--- WORK TO COMPLETE ---
All entries that follow are to be printed exactly as written.

--- PROVIDED MATERIAL ---
____
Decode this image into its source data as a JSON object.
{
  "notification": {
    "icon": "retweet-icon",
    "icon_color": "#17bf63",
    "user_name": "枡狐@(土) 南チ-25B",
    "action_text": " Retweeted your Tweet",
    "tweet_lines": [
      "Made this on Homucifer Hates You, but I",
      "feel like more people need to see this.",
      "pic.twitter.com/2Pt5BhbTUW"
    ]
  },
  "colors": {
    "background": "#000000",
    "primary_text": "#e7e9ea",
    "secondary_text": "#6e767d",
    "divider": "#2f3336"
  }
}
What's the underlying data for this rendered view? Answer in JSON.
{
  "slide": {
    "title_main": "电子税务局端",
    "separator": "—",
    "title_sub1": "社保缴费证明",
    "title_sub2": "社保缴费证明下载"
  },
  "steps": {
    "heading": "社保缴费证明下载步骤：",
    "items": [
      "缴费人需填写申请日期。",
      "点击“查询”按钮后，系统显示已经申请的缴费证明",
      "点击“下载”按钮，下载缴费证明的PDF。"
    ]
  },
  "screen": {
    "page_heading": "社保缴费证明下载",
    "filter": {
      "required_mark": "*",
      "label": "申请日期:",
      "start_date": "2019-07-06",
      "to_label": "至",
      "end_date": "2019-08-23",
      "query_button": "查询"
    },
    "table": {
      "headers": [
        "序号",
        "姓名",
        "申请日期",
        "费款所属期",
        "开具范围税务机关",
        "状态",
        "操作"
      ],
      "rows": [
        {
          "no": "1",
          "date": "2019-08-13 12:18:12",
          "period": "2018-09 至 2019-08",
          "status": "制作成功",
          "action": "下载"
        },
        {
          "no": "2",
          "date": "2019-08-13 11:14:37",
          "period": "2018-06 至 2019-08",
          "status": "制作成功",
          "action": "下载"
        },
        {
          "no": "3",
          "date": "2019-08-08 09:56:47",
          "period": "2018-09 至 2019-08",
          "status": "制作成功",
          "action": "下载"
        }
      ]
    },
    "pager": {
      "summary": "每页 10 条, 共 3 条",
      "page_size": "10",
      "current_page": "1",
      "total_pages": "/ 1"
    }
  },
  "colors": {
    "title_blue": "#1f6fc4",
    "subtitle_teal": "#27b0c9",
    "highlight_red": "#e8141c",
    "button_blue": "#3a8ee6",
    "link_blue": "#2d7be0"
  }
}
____
--- EXERCISE RESULT ---
Decode this image into its source data as a JSON object.
{
  "notification": {
    "icon": "retweet-icon",
    "icon_color": "#17bf63",
    "user_name": "枡狐@(土) 南チ-25B",
    "action_text": " Retweeted your Tweet",
    "tweet_lines": [
      "Made this on Homucifer Hates You, but I",
      "feel like more people need to see this.",
      "pic.twitter.com/2Pt5BhbTUW"
    ]
  },
  "colors": {
    "background": "#000000",
    "primary_text": "#e7e9ea",
    "secondary_text": "#6e767d",
    "divider": "#2f3336"
  }
}
What's the underlying data for this rendered view? Answer in JSON.
{
  "slide": {
    "title_main": "电子税务局端",
    "separator": "—",
    "title_sub1": "社保缴费证明",
    "title_sub2": "社保缴费证明下载"
  },
  "steps": {
    "heading": "社保缴费证明下载步骤：",
    "items": [
      "缴费人需填写申请日期。",
      "点击“查询”按钮后，系统显示已经申请的缴费证明",
      "点击“下载”按钮，下载缴费证明的PDF。"
    ]
  },
  "screen": {
    "page_heading": "社保缴费证明下载",
    "filter": {
      "required_mark": "*",
      "label": "申请日期:",
      "start_date": "2019-07-06",
      "to_label": "至",
      "end_date": "2019-08-23",
      "query_button": "查询"
    },
    "table": {
      "headers": [
        "序号",
        "姓名",
        "申请日期",
        "费款所属期",
        "开具范围税务机关",
        "状态",
        "操作"
      ],
      "rows": [
        {
          "no": "1",
          "date": "2019-08-13 12:18:12",
          "period": "2018-09 至 2019-08",
          "status": "制作成功",
          "action": "下载"
        },
        {
          "no": "2",
          "date": "2019-08-13 11:14:37",
          "period": "2018-06 至 2019-08",
          "status": "制作成功",
          "action": "下载"
        },
        {
          "no": "3",
          "date": "2019-08-08 09:56:47",
          "period": "2018-09 至 2019-08",
          "status": "制作成功",
          "action": "下载"
        }
      ]
    },
    "pager": {
      "summary": "每页 10 条, 共 3 条",
      "page_size": "10",
      "current_page": "1",
      "total_pages": "/ 1"
    }
  },
  "colors": {
    "title_blue": "#1f6fc4",
    "subtitle_teal": "#27b0c9",
    "highlight_red": "#e8141c",
    "button_blue": "#3a8ee6",
    "link_blue": "#2d7be0"
  }
}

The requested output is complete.